Applying Cronkite here, it was incumbent upon Holowiak to show that the out-of-state witness' testimony regarding the Intoxilyzer source code, or the source code itself, bore a logical connection to facts supporting the existence of an error in his breath test results. In his brief before this Court, however, Holowiak does not detail or discuss any evidence he presented to satisfy this burden. Rather, Holowiak distinguishes Cronkite in a single sentence, stating: " [ Cronkite ] has no bearing on the instant case because [unlike the defendant in Cronkite, he] presented a large amount of evidence to support how the specific facts of his case could render a false reading." In support of this assertion, he cites to ten volumes of transcripts from his first jury trial, thereby violating Court of Appeals Rule 25 (c) (2) (i), which requires that " [e]ach enumerated error shall be supported in the brief by specific reference to the record or transcript."  (Emphasis supplied.) " It is a sound rule of appellate practice that the burden is always on the appellant in asserting error to show it affirmatively by the record." (Citation and punctuation omitted.) Westmoreland v. State, 287 Ga. 688, 696 (10) (699 S.E.2d 13) (2010). It is not an appellate court's responsibility " to cull the record on behalf of the [appellant] to find alleged errors." Maxwell v. State, 290 Ga. 574, 575 (2) (722 S.E.2d 763) (2012). Under these circumstances, we conclude that Holowiak has not satisfied his burden of showing error in the trial court's determination, on the State's motion for reconsideration, that Holowiak failed to establish the materiality of the testimony or evidence he sought by requesting a material witness certificate. As such, we have no basis for concluding that the trial court abused its discretion in ruling that it previously erred in granting Holowiak a conditional new trial.

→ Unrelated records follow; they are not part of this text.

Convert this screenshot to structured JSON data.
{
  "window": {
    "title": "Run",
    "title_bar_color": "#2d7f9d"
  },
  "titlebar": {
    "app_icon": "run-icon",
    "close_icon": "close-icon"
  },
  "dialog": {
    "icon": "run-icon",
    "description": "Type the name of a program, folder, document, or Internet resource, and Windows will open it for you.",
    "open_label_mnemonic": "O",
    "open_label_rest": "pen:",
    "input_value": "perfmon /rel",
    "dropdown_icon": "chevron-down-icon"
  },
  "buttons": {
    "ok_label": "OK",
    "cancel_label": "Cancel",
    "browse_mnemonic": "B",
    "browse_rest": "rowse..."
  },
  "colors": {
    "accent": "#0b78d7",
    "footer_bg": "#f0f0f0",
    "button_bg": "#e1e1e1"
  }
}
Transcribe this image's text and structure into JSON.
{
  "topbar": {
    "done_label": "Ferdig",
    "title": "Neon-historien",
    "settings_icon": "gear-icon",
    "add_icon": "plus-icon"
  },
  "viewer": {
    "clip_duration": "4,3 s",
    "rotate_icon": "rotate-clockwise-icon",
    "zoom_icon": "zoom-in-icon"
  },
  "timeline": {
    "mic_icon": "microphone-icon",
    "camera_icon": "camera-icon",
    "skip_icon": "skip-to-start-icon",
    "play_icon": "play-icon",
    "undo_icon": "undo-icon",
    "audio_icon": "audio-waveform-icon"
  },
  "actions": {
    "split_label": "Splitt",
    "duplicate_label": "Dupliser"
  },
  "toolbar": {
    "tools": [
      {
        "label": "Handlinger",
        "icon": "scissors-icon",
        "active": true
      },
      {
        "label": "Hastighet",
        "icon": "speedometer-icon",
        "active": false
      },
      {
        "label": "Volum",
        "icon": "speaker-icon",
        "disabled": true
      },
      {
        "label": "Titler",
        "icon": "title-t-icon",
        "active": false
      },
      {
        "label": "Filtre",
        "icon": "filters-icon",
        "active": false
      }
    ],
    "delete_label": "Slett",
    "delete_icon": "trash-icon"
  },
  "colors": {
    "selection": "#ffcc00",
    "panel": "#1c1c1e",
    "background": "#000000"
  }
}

2. Holowiak argues that the trial court violated a number of his constitutional rights in determining that he was not entitled to a new trial. Our decision in Holowiak III did not instruct the trial court to consider constitutional issues on remand, and it did not do so in its initial order granting a conditional new trial or in its order setting aside the same. As the trial court did not rule on the constitutional issues Holowiak now asserts, they cannot be considered on appeal. See Young, supra, 324 Ga.App. at 132 (2).
3. Given our disposition in Division 1, we need not determine whether the trial court was authorized to set aside its conditional grant of a new trial based on a determination that the Kentucky court, although it had not ruled on Holowiak's specific subpoena request, would not compel the attendance of a witness from CMI or the production of the source code. Compare Phillips v. State, 324 Ga.App. 728 (751 S.E.2d 526) (2013) (concluding that trial court did not abuse discretion in requiring defendant in DUI case to proceed to trial after Kentucky Circuit Court issued an order declining to compel attendance of a witness from CMI in his Georgia criminal proceeding).
Miller and Branch, JJ., concur.